Choice of credit cards should be purely based on your lifestyle and spending patterns. “If you spend more on fuel, it is worth going for cards that provide benefits across petrol pumps. If you are a frequent traveler, opt for cards that provide air miles and lounge access," Raj said.

It is possible that you fit in all many of these categories. In that case, you may want to look at different cards for different kinds of spends. 

The benefits of credit cards can quickly turn into drawbacks if you do not exercise self-control and discipline in using them, even if it is just one card you are using. “If a person revolves credit on a card by paying only the minimum amount due, there is risk of paying very high interest—which can lead to debt traps, defaults and poor credit score," said Arun Ramamurthy, founder, Credit Sudhaar. Moreover, having a credit card could also lead to ‘impulse buys’, which means buying things that are not really needed but which are bought on the spur of the moment. This means you would be spending more than your earnings, which is a recipe for financial disaster.

While this could be true for some users, data from Kotak Mahindra Bank Ltd suggests that the average spend by a credit card user is only 30-35% of her credit limit. “Even for the entire industry, this number will be in the range of 30-40%. While in some months or periods it might be higher, the average is around this range. In our experience, mostly it does not lead to profligacy in spending," said Sumit Bali, senior executive vice president and head, personal assets, Kotak Mahindra Bank.

However, some consumers may find it attractive that they need to pay only the minimum balance on a credit card each month, instead of the entire outstanding. But this would lead to a debt trap. There are credit cards that charge interest at 3% per month on outstanding amounts.
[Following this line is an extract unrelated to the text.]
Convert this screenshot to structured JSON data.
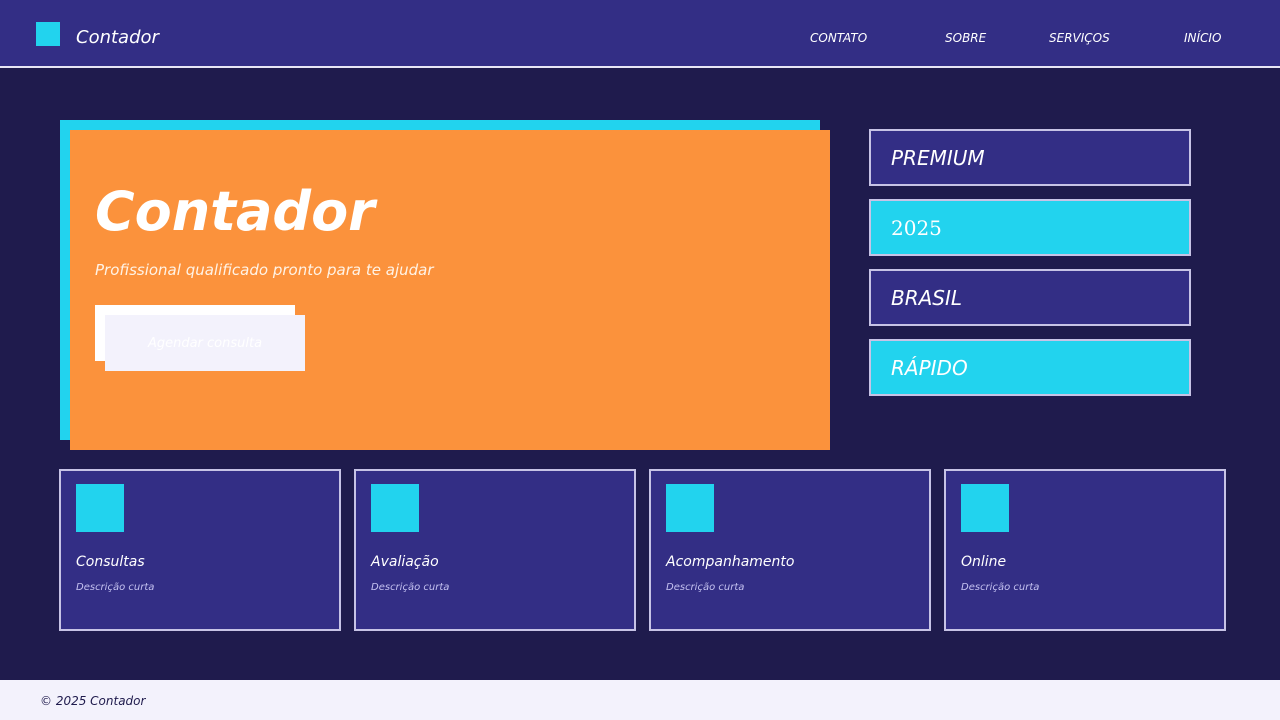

If you have an outstanding of Rs10,000 on such a card and decide to repay only the minimum outstanding, 5%, each month then it would take you over 35 years to bring the outstanding amount to below Rs1. In this time, you would have spent over Rs13,000 in interest payments alone. This is assuming that no more spends are done on this card.
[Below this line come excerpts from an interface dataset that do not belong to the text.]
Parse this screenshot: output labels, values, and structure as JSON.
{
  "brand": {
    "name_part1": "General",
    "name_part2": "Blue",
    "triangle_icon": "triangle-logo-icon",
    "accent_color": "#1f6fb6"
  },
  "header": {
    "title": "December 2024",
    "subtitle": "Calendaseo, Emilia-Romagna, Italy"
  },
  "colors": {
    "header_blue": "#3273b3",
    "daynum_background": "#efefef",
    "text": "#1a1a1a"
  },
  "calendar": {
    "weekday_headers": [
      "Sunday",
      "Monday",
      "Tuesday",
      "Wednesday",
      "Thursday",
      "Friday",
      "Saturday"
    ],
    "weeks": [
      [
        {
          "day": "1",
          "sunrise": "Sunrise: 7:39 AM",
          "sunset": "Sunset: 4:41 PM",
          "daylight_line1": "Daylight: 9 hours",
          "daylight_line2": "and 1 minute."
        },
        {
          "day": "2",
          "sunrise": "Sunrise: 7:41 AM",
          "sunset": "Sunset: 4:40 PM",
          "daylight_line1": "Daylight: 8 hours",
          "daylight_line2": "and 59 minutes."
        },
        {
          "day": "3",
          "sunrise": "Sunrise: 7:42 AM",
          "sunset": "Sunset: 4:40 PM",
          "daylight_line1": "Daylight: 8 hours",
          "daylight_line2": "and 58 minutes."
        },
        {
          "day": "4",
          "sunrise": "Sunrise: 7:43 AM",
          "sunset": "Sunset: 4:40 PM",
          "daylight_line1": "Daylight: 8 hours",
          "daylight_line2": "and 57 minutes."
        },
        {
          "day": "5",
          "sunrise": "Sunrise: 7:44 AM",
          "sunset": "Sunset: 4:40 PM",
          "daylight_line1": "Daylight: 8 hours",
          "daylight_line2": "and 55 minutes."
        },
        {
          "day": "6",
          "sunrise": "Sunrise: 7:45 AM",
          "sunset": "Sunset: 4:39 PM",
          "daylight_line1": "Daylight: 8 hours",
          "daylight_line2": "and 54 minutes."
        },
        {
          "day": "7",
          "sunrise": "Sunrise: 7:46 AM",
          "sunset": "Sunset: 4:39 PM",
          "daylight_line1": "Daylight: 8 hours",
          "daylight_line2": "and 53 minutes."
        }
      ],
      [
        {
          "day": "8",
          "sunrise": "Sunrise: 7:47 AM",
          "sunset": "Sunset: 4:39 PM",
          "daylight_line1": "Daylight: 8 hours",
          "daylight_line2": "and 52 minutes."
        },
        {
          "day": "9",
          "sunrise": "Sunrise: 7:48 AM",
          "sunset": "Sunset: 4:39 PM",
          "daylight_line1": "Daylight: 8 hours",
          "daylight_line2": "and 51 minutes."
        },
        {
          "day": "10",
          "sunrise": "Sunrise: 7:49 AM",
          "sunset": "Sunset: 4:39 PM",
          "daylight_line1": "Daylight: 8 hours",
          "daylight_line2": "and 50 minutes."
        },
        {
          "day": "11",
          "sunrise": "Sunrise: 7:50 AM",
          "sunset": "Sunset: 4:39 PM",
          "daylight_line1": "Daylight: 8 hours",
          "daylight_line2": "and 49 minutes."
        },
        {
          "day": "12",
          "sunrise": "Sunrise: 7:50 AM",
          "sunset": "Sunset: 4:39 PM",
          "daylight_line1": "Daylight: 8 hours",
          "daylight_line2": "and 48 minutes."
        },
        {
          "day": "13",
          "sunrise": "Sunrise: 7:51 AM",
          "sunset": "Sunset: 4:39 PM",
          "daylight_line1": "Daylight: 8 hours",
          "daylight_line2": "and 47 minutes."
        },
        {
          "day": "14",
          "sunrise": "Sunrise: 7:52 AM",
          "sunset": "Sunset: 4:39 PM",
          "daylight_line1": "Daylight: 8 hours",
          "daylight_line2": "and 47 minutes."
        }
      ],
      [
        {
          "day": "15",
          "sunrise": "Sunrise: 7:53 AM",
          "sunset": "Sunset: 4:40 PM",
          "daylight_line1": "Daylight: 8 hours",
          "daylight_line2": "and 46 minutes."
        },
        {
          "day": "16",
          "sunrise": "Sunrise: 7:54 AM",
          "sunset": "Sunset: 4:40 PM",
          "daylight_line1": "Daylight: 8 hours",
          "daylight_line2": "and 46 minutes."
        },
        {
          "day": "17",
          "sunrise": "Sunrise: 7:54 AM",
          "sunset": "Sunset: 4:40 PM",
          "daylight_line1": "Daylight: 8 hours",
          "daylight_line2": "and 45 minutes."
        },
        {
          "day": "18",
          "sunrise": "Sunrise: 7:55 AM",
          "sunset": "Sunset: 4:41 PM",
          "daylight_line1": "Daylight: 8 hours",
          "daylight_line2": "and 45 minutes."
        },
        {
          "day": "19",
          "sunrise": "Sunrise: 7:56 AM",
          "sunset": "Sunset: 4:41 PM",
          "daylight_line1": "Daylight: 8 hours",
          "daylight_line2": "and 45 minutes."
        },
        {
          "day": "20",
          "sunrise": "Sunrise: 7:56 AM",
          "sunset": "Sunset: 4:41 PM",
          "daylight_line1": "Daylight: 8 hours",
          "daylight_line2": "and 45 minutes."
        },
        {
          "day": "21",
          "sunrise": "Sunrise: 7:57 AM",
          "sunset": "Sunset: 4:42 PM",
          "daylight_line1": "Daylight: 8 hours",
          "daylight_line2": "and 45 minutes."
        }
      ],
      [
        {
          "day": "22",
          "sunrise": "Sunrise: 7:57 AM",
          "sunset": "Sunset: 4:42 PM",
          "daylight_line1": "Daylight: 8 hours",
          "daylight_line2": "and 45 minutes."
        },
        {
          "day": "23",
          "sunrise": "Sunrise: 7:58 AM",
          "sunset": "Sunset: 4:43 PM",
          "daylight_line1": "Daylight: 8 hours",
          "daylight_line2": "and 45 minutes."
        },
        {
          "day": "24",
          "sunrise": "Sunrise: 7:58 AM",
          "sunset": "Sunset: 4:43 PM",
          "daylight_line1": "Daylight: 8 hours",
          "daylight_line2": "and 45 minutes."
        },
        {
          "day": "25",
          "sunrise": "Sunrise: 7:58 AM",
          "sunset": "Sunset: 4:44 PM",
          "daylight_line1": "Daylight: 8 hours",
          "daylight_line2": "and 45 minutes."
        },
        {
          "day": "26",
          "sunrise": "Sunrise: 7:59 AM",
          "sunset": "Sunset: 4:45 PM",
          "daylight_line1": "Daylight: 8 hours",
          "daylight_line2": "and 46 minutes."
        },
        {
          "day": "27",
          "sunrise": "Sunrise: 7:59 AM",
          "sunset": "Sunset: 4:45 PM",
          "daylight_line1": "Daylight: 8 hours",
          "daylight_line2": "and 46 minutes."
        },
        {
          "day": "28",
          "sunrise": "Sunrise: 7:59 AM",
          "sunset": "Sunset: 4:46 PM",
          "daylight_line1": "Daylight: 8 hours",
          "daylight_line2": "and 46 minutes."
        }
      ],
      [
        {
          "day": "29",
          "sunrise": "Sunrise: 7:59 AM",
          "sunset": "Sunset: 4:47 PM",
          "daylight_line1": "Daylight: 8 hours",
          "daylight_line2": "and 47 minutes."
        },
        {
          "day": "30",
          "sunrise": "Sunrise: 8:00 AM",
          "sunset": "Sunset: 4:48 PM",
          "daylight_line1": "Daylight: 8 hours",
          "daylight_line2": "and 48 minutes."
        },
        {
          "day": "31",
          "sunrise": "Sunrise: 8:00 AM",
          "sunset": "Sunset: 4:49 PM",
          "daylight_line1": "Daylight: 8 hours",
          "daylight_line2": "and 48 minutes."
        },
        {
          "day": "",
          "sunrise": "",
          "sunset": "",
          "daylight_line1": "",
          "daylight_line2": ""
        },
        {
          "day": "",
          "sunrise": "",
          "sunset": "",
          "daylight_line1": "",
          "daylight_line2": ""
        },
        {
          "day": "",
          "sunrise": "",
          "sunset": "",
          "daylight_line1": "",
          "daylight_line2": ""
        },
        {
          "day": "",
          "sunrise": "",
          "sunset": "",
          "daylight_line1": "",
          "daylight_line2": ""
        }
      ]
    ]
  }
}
Bali said that a lot of people prefer to have two cards. “It could be for managing personal and business expenses separately, or someone may look for higher rewards on a particular category of spending. Also, if a person is travelling and a particular network does not work at some place, thus it is generally advisable to keep two cards," he said. At the same time, multiple cards can create financial indiscipline. “I have some clients who have a bad history with credit cards. One of them, gold medallist from a leading institution, had eight cards and was accustomed to buying consumer durables. We have been working for the past 2 years to bring discipline into his spending. This is one extreme. At the other extreme are people who say they do not need credit cards at all because they can manage their payments," said Prakash Praharaj, founder, MaxSecure Financial Planners. 

He said that credit cards were useful about 10 years ago, as other forms of digital transactions had not evolved. “Now you have many options for online payments. Credit cards should now be used only when you have a temporary cash issue and need to make a payment instantly. Other than the 45-day (interest-free) credit, there is no major advantage. Ideally, a person should have only one credit card," he said.
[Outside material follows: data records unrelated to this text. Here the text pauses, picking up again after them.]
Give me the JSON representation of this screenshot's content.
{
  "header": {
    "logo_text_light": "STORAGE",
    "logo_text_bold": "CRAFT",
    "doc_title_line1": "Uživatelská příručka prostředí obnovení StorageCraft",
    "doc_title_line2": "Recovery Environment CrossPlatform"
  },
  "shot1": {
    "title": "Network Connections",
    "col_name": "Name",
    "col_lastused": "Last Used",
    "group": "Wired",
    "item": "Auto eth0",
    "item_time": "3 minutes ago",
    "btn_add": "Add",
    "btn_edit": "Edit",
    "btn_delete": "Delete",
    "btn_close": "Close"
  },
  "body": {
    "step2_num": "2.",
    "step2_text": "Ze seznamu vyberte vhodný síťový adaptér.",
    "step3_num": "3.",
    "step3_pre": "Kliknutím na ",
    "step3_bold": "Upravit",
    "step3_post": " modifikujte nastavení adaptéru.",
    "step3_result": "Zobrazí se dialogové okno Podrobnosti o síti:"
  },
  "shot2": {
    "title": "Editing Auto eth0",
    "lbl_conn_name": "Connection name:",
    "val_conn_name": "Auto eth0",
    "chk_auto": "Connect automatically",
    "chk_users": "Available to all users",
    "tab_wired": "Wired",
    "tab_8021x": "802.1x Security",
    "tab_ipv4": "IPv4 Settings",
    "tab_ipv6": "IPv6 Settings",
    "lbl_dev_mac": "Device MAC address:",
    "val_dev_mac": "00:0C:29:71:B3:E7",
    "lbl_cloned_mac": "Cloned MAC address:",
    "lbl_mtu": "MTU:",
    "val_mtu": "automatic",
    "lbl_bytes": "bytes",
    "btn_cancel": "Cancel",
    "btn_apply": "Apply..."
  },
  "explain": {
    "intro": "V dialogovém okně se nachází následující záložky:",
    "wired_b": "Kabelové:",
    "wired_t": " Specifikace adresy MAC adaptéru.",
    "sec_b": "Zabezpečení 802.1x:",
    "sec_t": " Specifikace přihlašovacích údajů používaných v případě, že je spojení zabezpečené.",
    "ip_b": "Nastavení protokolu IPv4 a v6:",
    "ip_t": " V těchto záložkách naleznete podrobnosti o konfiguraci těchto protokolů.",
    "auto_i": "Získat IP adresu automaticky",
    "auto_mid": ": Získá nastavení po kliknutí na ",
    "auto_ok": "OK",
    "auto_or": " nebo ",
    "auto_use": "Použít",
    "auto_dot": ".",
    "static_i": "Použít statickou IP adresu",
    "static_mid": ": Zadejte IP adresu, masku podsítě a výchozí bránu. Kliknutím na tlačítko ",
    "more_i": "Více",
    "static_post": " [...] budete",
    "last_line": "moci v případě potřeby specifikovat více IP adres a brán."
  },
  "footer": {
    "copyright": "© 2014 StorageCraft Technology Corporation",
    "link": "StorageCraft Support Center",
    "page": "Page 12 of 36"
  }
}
Moreover, you should not revolve card balances and should try to pay the entire outstanding before due date. “Credit cards should be used as a ‘cheque book’, to effect transactions that one would have normally paid in cash," Ramamurthy said. Also, keeping your card usage below 50% of card limit would result in good credit scores, he added. 

While you should utilise the facilities a credit card provides, you should be disciplined while using it. Paying only the minimum balance can be tempting, but it could lead you into a debt trap. Not making payments could lead you into a debt trap, apart from spoiling your credit scores and future borrowing prospects too.